Ease On Down The Road

Ease On Down The Road

Cormac McCarthy’s The Road had been on my to-read list for many years. I’d never read any of his works, despite his semi-ubiquity, and moreso than The Border, No Country For Old Men, or his other prominent works, somehow I’d always felt that The Road was the one for me. So, what took me so long? Eh, you know. Stuff.

One contributing factor, though, was that every time I was in a bookstore with someone and I saw The Road, then announced my intention to read it, the response was always some variation of “woah, dude, that’s some dark shit.” Not that the warning itself was particularly off-putting. I think these people more or less knew that they’re talking to a guy who’s read Crime & Punishment three times. But in the moment it would temper my perceived need. Still plenty of unread books on the shelf and blah blah blah.

But I was blissfully alone in Phoenix Books in Noe Valley early this year when the book presented itself once more. I nabbed it. Plunked myself on our front porch one day last week and read the thing.

Is it grim?
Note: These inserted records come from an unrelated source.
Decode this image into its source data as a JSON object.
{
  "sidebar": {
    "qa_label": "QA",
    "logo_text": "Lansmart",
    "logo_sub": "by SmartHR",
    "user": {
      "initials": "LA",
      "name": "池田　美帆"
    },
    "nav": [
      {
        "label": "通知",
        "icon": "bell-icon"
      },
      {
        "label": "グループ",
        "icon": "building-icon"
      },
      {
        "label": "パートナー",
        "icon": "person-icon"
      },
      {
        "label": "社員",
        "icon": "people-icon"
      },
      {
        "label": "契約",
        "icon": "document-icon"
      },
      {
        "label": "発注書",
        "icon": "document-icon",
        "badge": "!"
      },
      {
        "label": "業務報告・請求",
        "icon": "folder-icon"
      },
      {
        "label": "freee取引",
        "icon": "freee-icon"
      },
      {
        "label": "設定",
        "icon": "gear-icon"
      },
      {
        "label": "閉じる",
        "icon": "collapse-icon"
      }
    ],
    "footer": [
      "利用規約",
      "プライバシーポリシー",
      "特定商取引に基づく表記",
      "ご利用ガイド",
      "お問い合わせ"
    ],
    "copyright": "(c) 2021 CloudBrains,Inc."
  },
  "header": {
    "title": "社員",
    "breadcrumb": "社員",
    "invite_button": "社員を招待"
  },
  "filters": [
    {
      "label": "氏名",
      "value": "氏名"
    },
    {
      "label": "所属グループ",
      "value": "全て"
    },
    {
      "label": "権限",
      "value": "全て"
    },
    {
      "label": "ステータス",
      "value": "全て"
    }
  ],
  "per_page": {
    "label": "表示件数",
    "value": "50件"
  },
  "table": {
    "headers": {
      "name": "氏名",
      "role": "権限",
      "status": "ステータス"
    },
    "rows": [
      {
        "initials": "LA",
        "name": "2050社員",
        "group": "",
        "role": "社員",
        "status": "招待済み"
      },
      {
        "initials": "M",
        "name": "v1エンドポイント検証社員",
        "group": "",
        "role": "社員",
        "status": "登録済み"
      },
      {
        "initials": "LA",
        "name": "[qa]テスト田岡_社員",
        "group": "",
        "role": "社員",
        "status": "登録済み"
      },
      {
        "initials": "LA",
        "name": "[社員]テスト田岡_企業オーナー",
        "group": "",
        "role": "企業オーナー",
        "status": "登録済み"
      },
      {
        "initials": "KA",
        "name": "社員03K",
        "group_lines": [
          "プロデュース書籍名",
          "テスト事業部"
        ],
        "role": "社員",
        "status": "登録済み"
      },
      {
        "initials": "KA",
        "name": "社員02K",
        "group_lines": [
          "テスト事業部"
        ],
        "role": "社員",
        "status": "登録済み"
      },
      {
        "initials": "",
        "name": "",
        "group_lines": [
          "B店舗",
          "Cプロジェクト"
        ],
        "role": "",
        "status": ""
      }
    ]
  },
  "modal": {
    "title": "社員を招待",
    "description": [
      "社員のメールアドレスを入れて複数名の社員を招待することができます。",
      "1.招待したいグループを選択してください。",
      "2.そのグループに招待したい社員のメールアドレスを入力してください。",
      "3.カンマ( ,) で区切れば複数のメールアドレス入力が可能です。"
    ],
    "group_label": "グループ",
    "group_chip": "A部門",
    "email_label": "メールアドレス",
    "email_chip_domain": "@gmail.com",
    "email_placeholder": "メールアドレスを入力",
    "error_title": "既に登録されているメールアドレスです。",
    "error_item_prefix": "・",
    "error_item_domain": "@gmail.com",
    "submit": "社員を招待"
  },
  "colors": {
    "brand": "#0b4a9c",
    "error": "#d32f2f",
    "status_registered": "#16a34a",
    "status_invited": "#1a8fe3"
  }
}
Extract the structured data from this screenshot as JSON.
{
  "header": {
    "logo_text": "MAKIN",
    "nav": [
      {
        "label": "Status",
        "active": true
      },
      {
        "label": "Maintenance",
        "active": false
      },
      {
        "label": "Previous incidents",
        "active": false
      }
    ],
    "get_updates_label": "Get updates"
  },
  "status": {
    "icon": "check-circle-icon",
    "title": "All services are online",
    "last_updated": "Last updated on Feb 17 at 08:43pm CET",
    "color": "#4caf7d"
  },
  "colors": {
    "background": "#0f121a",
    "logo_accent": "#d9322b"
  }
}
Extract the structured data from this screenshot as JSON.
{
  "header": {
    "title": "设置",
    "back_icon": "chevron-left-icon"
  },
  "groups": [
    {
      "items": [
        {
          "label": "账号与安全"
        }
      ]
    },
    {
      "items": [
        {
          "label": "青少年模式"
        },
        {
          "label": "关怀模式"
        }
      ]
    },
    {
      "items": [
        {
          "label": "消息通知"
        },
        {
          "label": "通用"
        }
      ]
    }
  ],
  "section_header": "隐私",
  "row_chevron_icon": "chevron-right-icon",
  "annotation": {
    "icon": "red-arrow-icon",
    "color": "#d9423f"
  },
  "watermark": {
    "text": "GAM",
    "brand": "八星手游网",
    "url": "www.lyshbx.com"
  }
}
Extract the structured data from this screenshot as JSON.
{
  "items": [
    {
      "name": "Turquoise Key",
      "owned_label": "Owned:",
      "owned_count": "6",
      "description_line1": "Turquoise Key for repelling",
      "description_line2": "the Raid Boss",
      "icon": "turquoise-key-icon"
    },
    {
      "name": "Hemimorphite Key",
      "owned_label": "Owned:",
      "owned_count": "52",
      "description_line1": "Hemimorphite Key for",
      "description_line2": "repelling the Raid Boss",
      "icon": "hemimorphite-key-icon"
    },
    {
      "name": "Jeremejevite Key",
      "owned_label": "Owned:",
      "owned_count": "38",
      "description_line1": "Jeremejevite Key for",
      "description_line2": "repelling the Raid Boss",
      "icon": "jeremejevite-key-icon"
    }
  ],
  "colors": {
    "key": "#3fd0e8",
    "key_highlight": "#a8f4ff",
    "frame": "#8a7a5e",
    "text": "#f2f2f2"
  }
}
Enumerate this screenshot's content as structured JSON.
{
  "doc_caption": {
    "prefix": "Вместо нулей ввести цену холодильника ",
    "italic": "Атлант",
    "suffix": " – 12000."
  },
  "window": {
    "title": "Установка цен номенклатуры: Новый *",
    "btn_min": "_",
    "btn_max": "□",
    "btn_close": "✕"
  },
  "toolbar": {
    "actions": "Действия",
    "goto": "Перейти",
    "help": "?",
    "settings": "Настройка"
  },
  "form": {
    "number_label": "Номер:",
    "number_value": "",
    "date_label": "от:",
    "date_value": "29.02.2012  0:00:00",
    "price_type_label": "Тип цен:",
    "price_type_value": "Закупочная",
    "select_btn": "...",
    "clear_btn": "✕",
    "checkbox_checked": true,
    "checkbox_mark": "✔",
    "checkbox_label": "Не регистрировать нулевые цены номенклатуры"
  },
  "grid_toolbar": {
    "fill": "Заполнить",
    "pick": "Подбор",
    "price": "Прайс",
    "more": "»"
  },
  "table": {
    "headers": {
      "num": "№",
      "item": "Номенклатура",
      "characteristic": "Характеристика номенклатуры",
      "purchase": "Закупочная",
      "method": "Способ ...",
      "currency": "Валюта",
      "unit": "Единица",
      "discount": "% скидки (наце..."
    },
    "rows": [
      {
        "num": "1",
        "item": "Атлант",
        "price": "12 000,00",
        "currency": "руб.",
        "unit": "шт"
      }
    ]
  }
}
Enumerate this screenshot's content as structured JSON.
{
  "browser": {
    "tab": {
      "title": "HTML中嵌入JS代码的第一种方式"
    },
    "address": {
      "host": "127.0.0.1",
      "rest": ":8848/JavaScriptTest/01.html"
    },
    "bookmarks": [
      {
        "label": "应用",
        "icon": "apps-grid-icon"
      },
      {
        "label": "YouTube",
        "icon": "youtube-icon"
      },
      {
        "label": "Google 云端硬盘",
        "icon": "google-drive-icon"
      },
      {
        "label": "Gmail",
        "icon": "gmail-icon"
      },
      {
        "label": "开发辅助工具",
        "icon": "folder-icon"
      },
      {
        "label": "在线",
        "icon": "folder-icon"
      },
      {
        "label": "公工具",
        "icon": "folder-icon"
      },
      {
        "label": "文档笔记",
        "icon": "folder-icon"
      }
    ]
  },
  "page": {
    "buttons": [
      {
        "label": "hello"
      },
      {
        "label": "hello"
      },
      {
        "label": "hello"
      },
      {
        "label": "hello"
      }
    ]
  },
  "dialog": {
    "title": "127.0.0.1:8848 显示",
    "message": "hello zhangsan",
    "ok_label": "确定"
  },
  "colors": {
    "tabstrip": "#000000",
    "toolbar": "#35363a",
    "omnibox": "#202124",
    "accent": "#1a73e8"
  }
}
Sure. Post-apocalyptic wastelands are no Six Flags. But The Road is a love story, and a beautiful one at that. The man cares for his boy, looks out for his future best interest, lies to him then sees that the boy need the truth and comes clean. The tables gradually turn. The boy’s growth becomes apparent, their roles subtly invert. Until, finally, the inevitable end. I’d call it a happy ending. But, given mankind’s nearly total annihilation, happiness is a very relative term. We’re resilient creatures. And often we’ll take what we can get because that’s the only thing that will keep us going.

Paula Kelley: The Road